The output of wind farms in South Australia was constrained over two periods on Sunday on Monday after their combined output jumped above 1200MW and above new limits placed by the Australian Energy Market Operator.
The constraints were put in place for some 10 hours on Sunday, and another six hours early on Monday morning, both at times of relatively low demand, and at a time when the combined output of wind and gas power was significantly higher than state demand.
A ttimes, wind output in a state with some 1698MW of wind capacity jumped above 1400MW, but had to be constrained back to 1200MW, because there were not enough gas generators in the system under the AEMO’s new guidelines.
These new guidelines doubles the number of gas generators require to be online – in November it suggested only two were required, but in December in a separate document it lifted this to four.
This graph above (courtesy of the Climate and Energy College) shows the most dramatic intervention, at around 1.15am on Monday morning, when the second constraint was invoked, pulling the output of the wind farms back from more than 1400MW to 1200MW.
An AEMO spokesman confirmed: Peak wind output last night (2 July 2017) reached an unconstrained 1442 MW at 23:00. The 1200MW constraint limit was applied from 01:30 through to 06:50 this morning, Monday 3 July 2017.
The constraint applies to all turbines, but AEMO’s NEM dispatch engine reduces output of the wind in the most economical way, reducing from the most expensive first.
AEMO did not say which these were, but Dylan McConnell at the Climate and Energy College produced this graph which shows that the Waterloo, Bluff and North Brown Hill wind farms copped the brunt of it.
It had the effect of keeping prices high. Normally, when wind farms increase output, particularly at night, the pool price falls sharply, and sometimes goes into negative territory.
The trading rights of all three wind farms are owned by EnergyAustralia and AGL, the providers of much of the synchronous generation in the state. Neither company provided any comment by the time of publication. The Clean Energy Council also did not respond.
AEMO says the constraint – flagged in its National Transmission Network Development Plan (NTNDP) issued in December – is designed to maintain “power system strength, more specifically system fault current.””
As a result of that, it introduced new operational procedural changes, resulting in the requirements below:
- When there is between 0 – 1,200 MW of wind generation, South Australia must have three capable synchronous generating units available and in the market to maintain sufficient power system strength.
- When there is more than 1,200 MW of wind generation, South Australia must have four capable synchronous generating units available and in the market to maintain sufficient power system strength.
“In instances where there is not the required number of synchronous generating units available and in the market within South Australia, intermittent generation will be constrained to maintain a safe and secure fault current,” it says.
As it turned out on Sydney, only three “synchronous” units could be encouraged to bid into the market, meaning that the wind output had to be constrained at 1200MW.
AEMO says the measures are only interim as it decides on the best path forward, and pending the introduction of new requirements on wind and solar plants. The introduction of battery storage will not directly affect the provision of fault current, but could serve to store the excess output.

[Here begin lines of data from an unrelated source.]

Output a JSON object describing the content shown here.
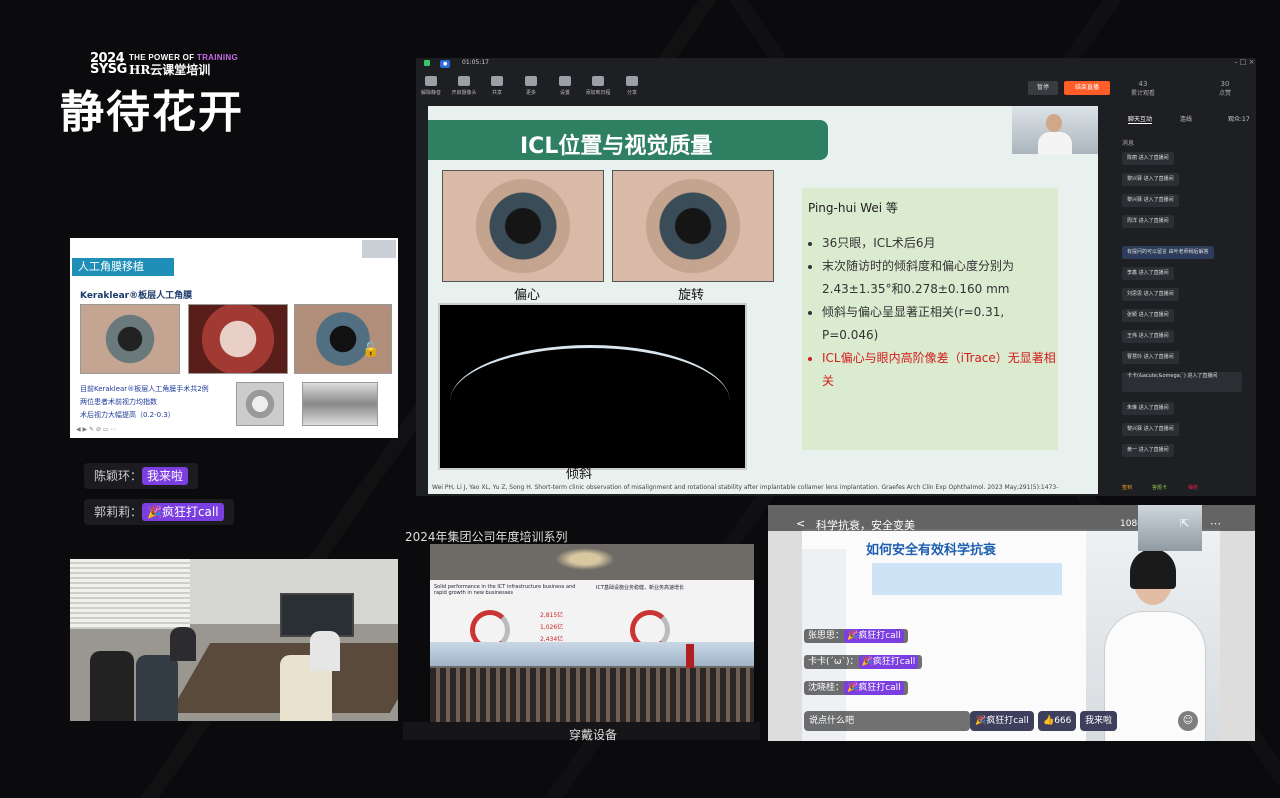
{
  "logo": {
    "year": "2024",
    "org": "SYSG",
    "tagline_a": "THE POWER OF ",
    "tagline_b": "TRAINING",
    "subtitle": "HR云课堂培训",
    "slogan": "静待花开"
  },
  "meeting": {
    "timer": "01:05:17",
    "toolbar": [
      "解除静音",
      "开启摄像头",
      "共享",
      "更多",
      "设置",
      "添加到日程",
      "分享"
    ],
    "end_meeting": "结束直播",
    "stats": [
      {
        "value": "43",
        "label": "累计观看"
      },
      {
        "value": "30",
        "label": "点赞"
      }
    ],
    "tabs": [
      "聊天互动",
      "连线",
      "观众:17"
    ],
    "chat_header": "消息",
    "chat_messages": [
      "陈丽 进入了直播间",
      "黎兴驿 进入了直播间",
      "黎兴驿 进入了直播间",
      "周洋 进入了直播间",
      "有提问的可以留言 由叶老师稍后解答",
      "李鑫 进入了直播间",
      "刘思思 进入了直播间",
      "张颖 进入了直播间",
      "王伟 进入了直播间",
      "曹慧玲 进入了直播间",
      "卡卡(&acute;&omega;`) 进入了直播间",
      "朱琳 进入了直播间",
      "黎兴驿 进入了直播间",
      "黄一 进入了直播间"
    ],
    "bottom_actions": [
      "签到",
      "答题卡",
      "抽奖"
    ],
    "slide": {
      "title": "ICL位置与视觉质量",
      "caption_a": "偏心",
      "caption_b": "旋转",
      "caption_c": "倾斜",
      "author": "Ping-hui Wei 等",
      "bullets": [
        "36只眼，ICL术后6月",
        "末次随访时的倾斜度和偏心度分别为2.43±1.35°和0.278±0.160 mm",
        "倾斜与偏心呈显著正相关(r=0.31, P=0.046)",
        "ICL偏心与眼内高阶像差（iTrace）无显著相关"
      ],
      "citation": "Wei PH, Li J, Yao XL, Yu Z, Song H. Short-term clinic observation of misalignment and rotational stability after implantable collamer lens implantation. Graefes Arch Clin Exp Ophthalmol. 2023 May;291(5):1473-"
    }
  },
  "kpro": {
    "header": "人工角膜移植",
    "sub": "Keraklear®板层人工角膜",
    "lines": [
      "目前Keraklear®板层人工角膜手术共2例",
      "两位患者术前视力均指数",
      "术后视力大幅提高（0.2-0.3）"
    ]
  },
  "left_chat": [
    {
      "name": "陈颖环：",
      "msg": "我来啦"
    },
    {
      "name": "郭莉莉：",
      "msg": "🎉疯狂打call"
    }
  ],
  "conference": {
    "title": "2024年集团公司年度培训系列",
    "caption": "穿戴设备",
    "slide_left": "Solid performance in the ICT infrastructure business and rapid growth in new businesses",
    "slide_right": "ICT基础设施业务稳健，新业务高速增长",
    "stats": [
      "2,815亿",
      "1,026亿",
      "2,434亿"
    ]
  },
  "live": {
    "title_bar": "科学抗衰，安全变美",
    "quality": "1080p",
    "slide_title": "如何安全有效科学抗衰",
    "comments": [
      {
        "name": "张思思：",
        "msg": "🎉疯狂打call"
      },
      {
        "name": "卡卡(ˊωˋ)：",
        "msg": "🎉疯狂打call"
      },
      {
        "name": "沈晓桂：",
        "msg": "🎉疯狂打call"
      }
    ],
    "input_placeholder": "说点什么吧",
    "bottom_chips": [
      "🎉疯狂打call",
      "👍666",
      "我来啦"
    ]
  }
}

“AEMO strongly believes this is a required and necessary initiative to maintain power system security during a period of rapid transformation,” a spokesman said in an emailed statement.
AEMO is assessing whether further Network Support and Control Ancillary Services (NSCAS) are required in the next five years. These are non-market ancillary services designed to maintain power system security and reliability, and to maintain or increase the power transfer capability of the transmission network.
In the 2016 NTNDP, AEMO identified an NSCAS gap to provide system strength in South Australia, and stated that the gap would be confirmed in 2017 following completion of more detailed analysis.
The industry is going through a period of rapid reappraisal of exactly how much security is needed in the system, particularly the level of synchronous generation, inertia and other grid services. These requirements are being rapidly re-assessed as the potential of new technologies and smart controls becomes evident.
“In instances where there is not the required number of synchronous generating units available and in the market within South Australia, intermittent generation will be constrained to maintain a safe and secure fault current.”
Giles Parkinson is a journalist of 30 years experience, a former Business Editor and Deputy Editor of the Financial Review, a columnist for The Bulletin magazine and The Australian, and the former editor of Climate Spectator.